Top of DATASET

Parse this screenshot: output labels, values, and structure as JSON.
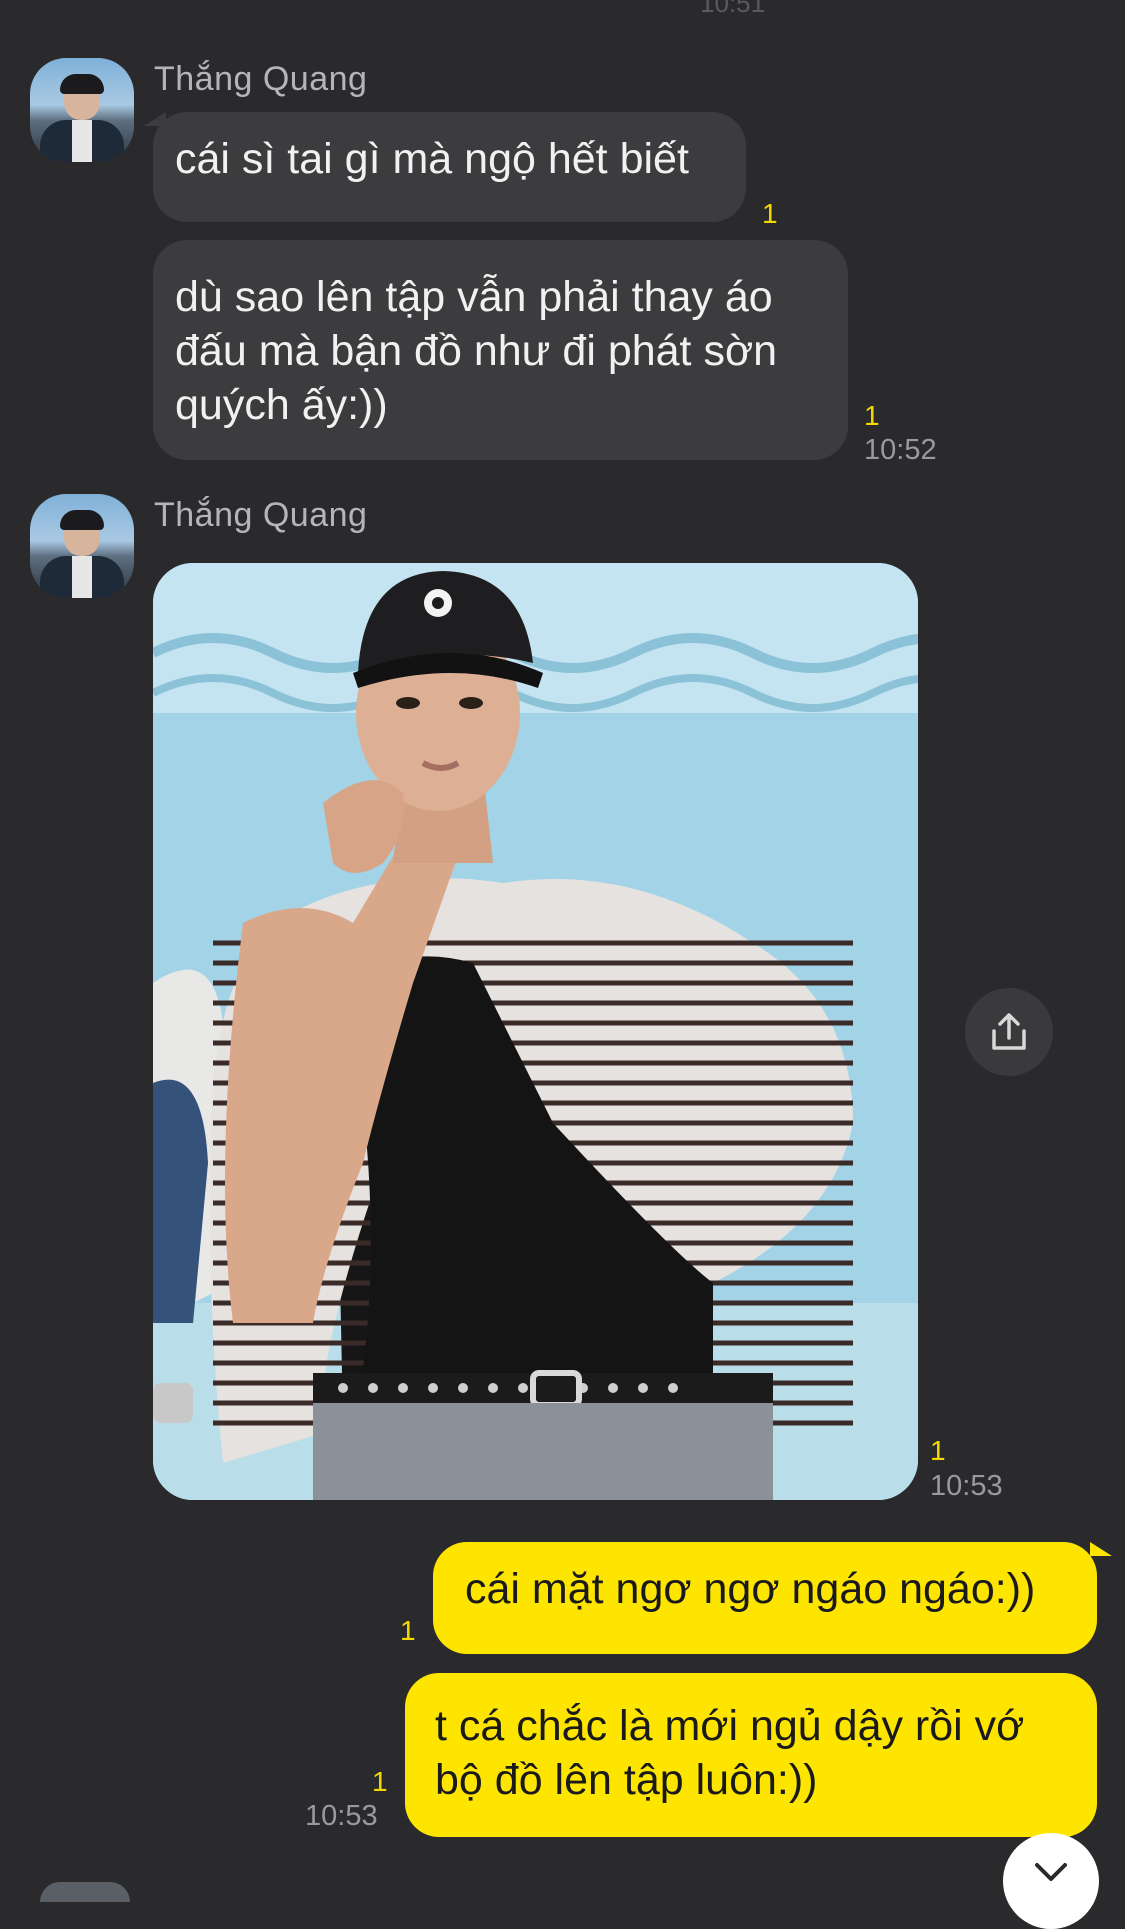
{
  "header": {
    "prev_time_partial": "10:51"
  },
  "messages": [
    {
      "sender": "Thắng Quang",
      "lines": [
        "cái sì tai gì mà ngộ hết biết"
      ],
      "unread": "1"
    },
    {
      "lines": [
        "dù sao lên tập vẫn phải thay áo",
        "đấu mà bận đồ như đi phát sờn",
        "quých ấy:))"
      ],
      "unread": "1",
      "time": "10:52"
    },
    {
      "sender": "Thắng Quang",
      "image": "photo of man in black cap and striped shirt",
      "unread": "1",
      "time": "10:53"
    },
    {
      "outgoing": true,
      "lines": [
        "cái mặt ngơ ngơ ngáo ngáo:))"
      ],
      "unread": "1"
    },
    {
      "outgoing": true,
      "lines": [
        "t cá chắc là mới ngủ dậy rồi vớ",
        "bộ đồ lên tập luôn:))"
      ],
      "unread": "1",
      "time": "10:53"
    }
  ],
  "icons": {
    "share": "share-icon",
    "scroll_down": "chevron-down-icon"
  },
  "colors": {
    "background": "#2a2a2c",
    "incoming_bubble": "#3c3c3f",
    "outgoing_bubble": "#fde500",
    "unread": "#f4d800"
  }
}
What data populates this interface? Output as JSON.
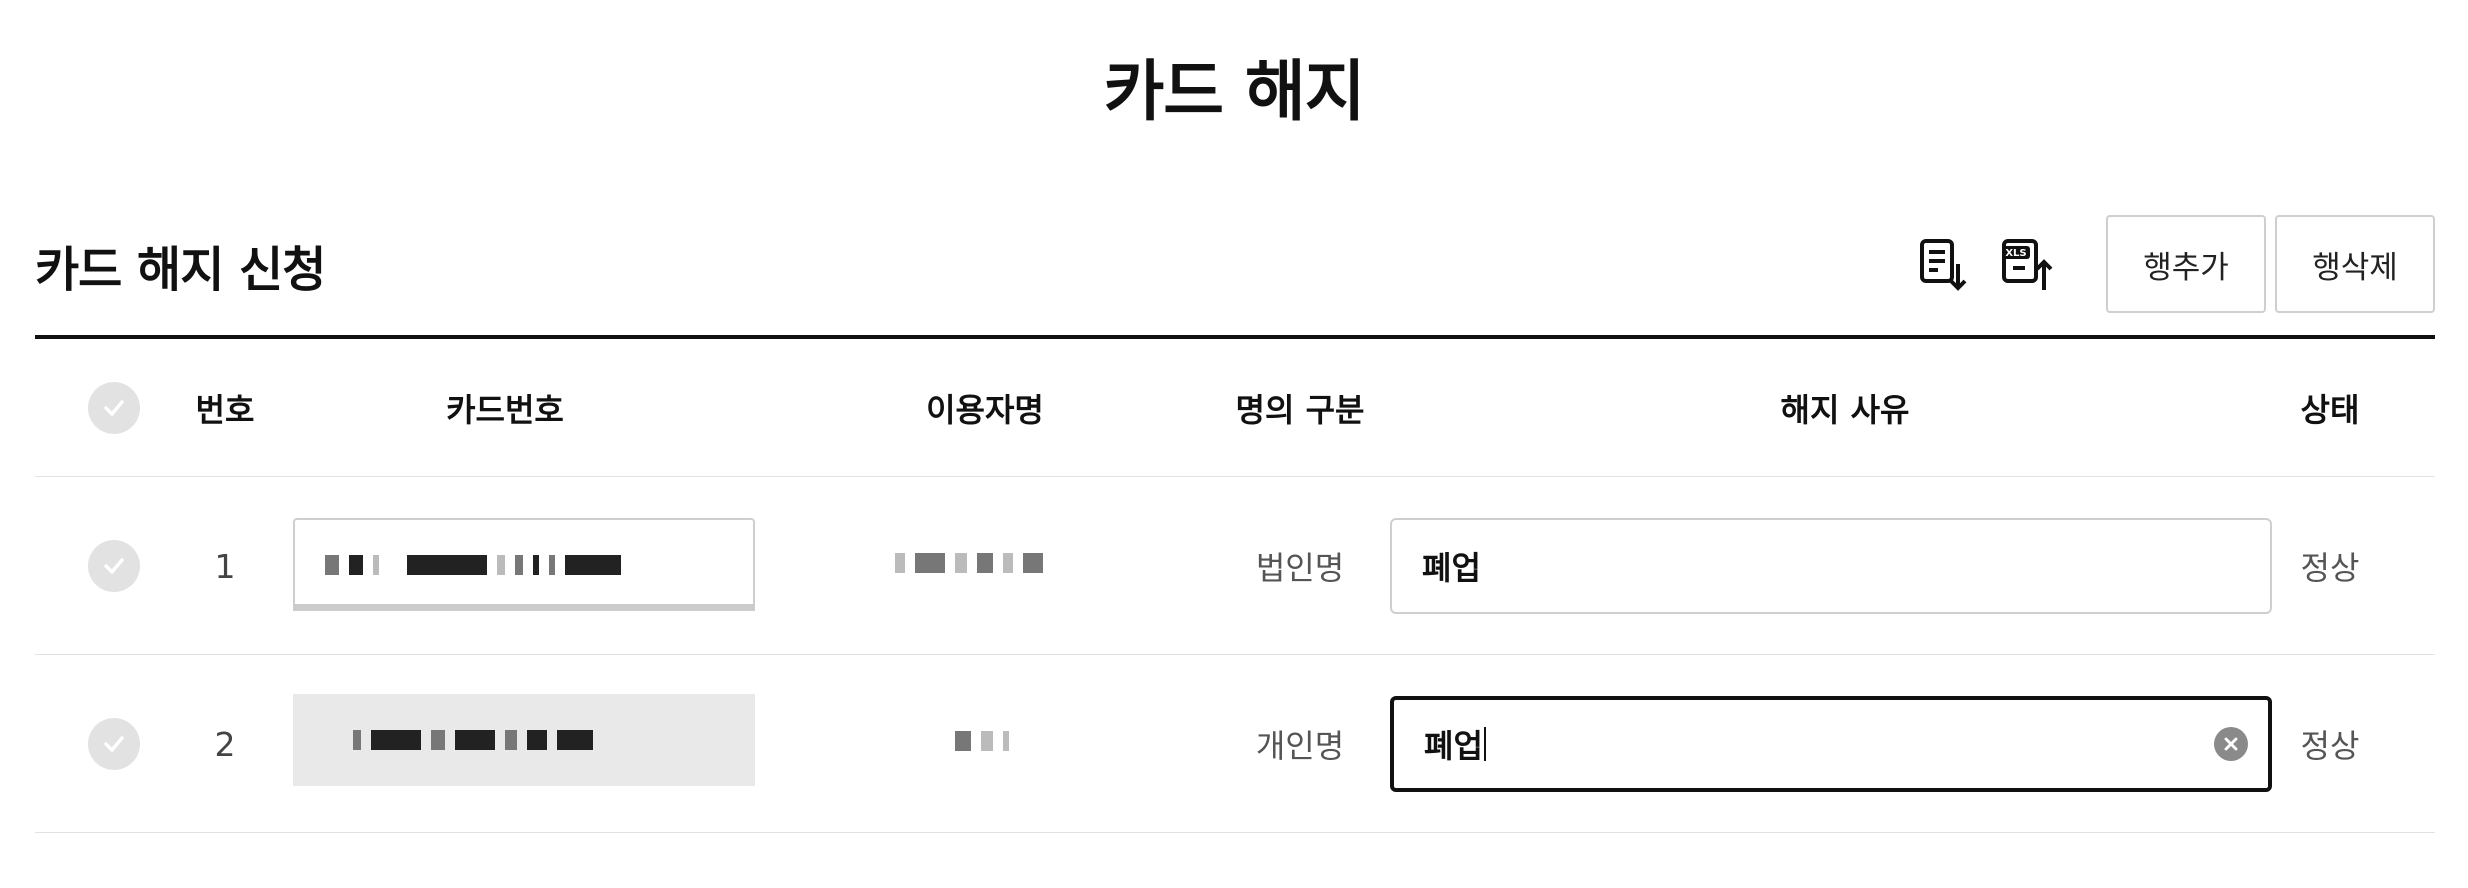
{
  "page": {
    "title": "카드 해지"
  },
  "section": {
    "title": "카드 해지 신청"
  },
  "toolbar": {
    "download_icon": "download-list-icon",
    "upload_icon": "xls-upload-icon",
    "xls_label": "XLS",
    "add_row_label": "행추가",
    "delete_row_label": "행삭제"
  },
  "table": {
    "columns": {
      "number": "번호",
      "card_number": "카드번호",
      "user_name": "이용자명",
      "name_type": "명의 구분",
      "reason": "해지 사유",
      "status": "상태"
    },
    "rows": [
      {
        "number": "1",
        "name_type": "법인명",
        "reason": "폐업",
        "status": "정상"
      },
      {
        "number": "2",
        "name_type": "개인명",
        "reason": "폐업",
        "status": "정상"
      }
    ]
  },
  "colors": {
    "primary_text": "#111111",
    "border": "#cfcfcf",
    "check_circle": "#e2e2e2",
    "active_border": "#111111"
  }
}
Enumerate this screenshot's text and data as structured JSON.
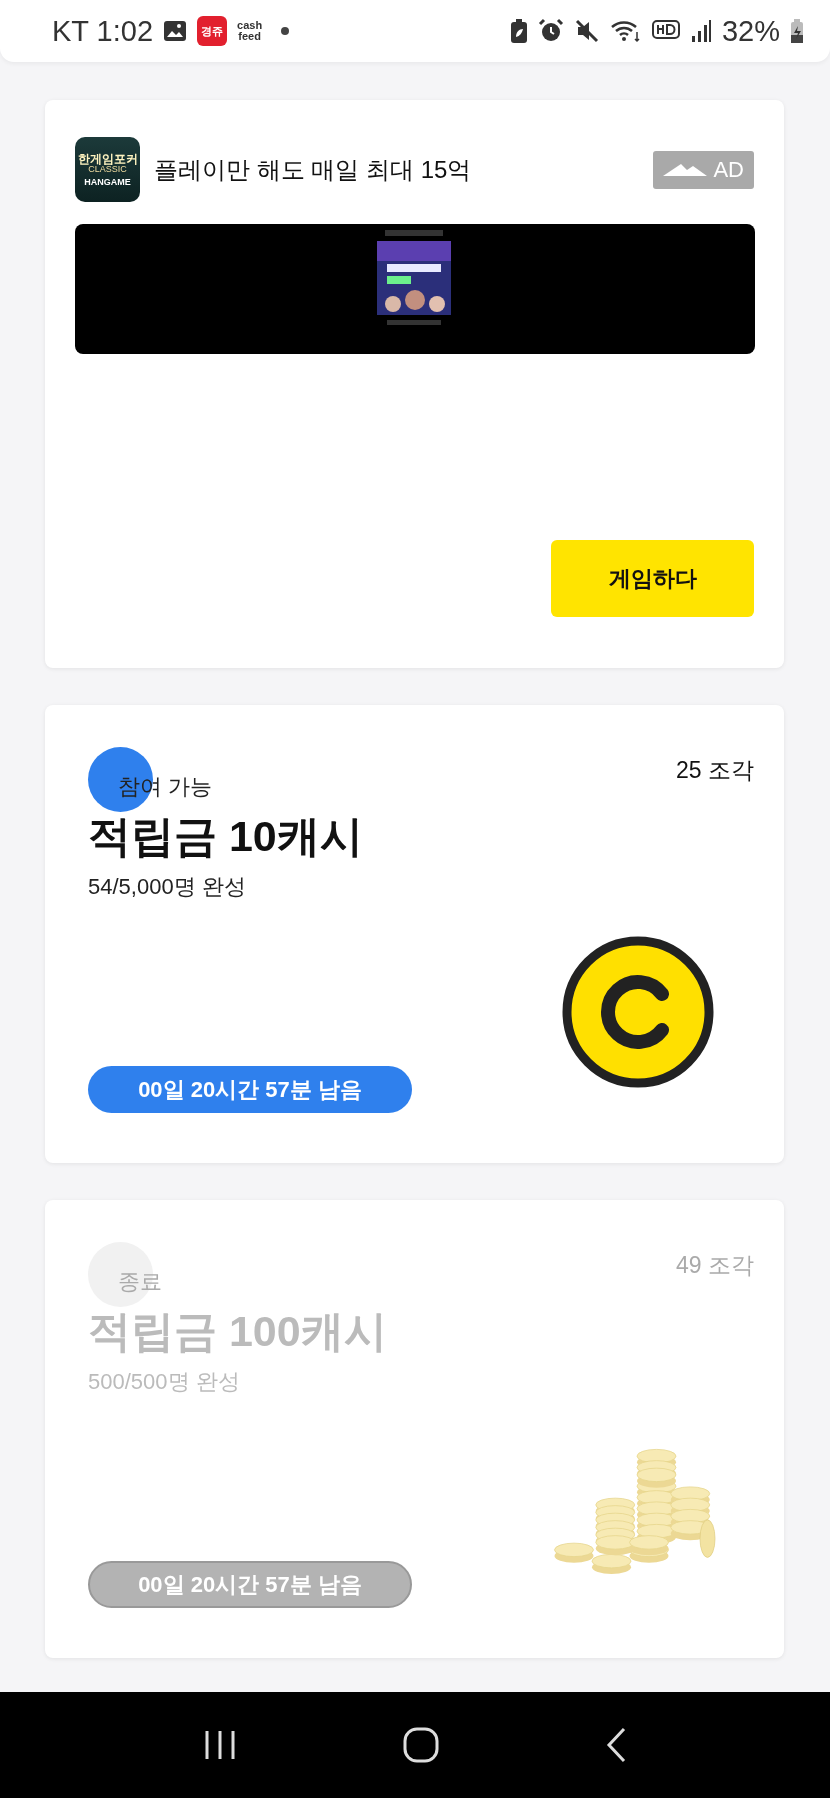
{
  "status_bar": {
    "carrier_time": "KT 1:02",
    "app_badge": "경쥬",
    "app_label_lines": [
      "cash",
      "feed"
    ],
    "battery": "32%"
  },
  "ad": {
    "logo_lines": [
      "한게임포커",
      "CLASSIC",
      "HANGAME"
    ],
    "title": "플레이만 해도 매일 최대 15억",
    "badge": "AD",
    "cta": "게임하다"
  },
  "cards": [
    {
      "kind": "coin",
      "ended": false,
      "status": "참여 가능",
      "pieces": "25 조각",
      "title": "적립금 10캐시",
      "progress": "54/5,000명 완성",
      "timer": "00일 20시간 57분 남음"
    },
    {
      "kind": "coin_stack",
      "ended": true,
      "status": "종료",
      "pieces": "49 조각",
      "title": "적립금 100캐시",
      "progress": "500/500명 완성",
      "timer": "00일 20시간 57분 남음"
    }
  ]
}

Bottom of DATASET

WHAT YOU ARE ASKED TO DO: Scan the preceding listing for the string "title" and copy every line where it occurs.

EXPECTED ANSWER:
    "title": "카드 해지"
    "title": "카드 해지 신청"
    "title": "플레이만 해도 매일 최대 15억",
      "title": "적립금 10캐시",
      "title": "적립금 100캐시",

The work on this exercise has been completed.